WATCH ABOVE: British researchers say that a single dose of liquid courage is enough to make you better looking. Your face flushes, you loosen up and you’re smiling. Too much booze and that glow can get sloppy. Carmen Chai reports.
Here’s a good reason to cut back on the alcohol: A new study suggests that if you want to appear more attractive, drink one large glass of wine and stop there.
It’s kind of like beer goggles in reverse. British researchers say that a single dose of liquid courage is enough to make you better looking. Your face flushes, you loosen up and you’re smiling.
Too much booze and that glow can get sloppy.
“In addition to perceiving others as more attractive, a mildly intoxicated alcohol consumer may also be perceived as more attractive by others. This in turn may play a role in the relationship between alcohol consumption and risky sexual behaviour,” the researchers say in their conclusion.
The scientists at the University of Bristol wanted to know how alcohol tampers with our appearance and attractiveness.
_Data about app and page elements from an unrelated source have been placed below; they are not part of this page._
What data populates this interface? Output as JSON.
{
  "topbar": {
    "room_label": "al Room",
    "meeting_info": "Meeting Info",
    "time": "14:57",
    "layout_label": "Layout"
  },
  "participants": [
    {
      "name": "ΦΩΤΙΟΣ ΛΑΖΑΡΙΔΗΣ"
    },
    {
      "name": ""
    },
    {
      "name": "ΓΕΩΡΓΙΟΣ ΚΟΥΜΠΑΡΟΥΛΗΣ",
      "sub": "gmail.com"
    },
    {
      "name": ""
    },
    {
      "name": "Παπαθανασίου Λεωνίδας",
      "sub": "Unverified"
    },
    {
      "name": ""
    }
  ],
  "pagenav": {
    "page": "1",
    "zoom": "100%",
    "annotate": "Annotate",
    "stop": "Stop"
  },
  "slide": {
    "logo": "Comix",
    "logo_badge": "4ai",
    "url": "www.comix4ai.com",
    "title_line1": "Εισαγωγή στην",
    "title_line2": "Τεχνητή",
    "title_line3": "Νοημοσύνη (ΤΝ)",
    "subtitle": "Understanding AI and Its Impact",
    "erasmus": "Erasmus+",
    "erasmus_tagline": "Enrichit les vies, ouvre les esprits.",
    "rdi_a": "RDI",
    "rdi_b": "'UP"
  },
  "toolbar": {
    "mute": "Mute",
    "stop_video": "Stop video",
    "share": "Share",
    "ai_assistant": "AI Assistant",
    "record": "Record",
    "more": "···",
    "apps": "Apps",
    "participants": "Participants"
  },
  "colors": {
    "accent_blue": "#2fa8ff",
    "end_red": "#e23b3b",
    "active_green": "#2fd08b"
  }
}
For their study, they worked with 20 men and 20 women who had to rate photos of people while sober and after drinking the equivalent of 250 millilitres of wine (about one large glass) or 500 millilitres of wine (just over two large glasses or two-thirds of a bottle).
The volunteers had to pick which of the images was better looking. Each time, the photos of the people who drank a single glass looked better than their snapshots taken while sober.
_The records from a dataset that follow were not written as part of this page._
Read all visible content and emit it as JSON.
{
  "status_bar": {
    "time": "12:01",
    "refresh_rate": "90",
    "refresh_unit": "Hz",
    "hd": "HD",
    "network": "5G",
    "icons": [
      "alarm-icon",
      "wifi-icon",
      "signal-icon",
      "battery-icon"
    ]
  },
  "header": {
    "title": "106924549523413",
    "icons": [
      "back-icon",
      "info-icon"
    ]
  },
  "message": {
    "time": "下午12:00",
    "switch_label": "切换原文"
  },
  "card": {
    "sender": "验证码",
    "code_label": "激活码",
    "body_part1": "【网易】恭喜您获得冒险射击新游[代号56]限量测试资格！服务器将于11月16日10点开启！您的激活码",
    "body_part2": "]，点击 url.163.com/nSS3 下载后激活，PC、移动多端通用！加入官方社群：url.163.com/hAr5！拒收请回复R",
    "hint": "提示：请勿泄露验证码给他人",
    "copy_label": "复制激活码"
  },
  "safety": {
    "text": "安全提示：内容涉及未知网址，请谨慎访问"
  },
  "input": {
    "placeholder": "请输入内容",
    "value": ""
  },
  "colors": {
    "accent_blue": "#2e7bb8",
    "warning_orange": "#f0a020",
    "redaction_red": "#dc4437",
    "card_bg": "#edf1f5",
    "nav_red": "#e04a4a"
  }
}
But the photos of the people who drank the most were rated as the least attractive.
The scientists say a few things could be at play here: as the alcohol makes its way into our system, our cheeks flush, making us look healthy and attractive. Just the right amount of booze gets us stress-free and in a good mood “that is apparent subtle smiles and relaxation of tonic muscle tone.”
But once we go overboard with the drinking, that changes.
“It may be that changes in facial expression become excessive – and therefore unattractive – after high levels of alcohol consumption,” the researchers guess.
The researchers say their findings could help explain how alcohol influences our social behaviours, including how we choose our partners for risky hookups. With that intel, policymakers can make better evidence-based public health messages, they say.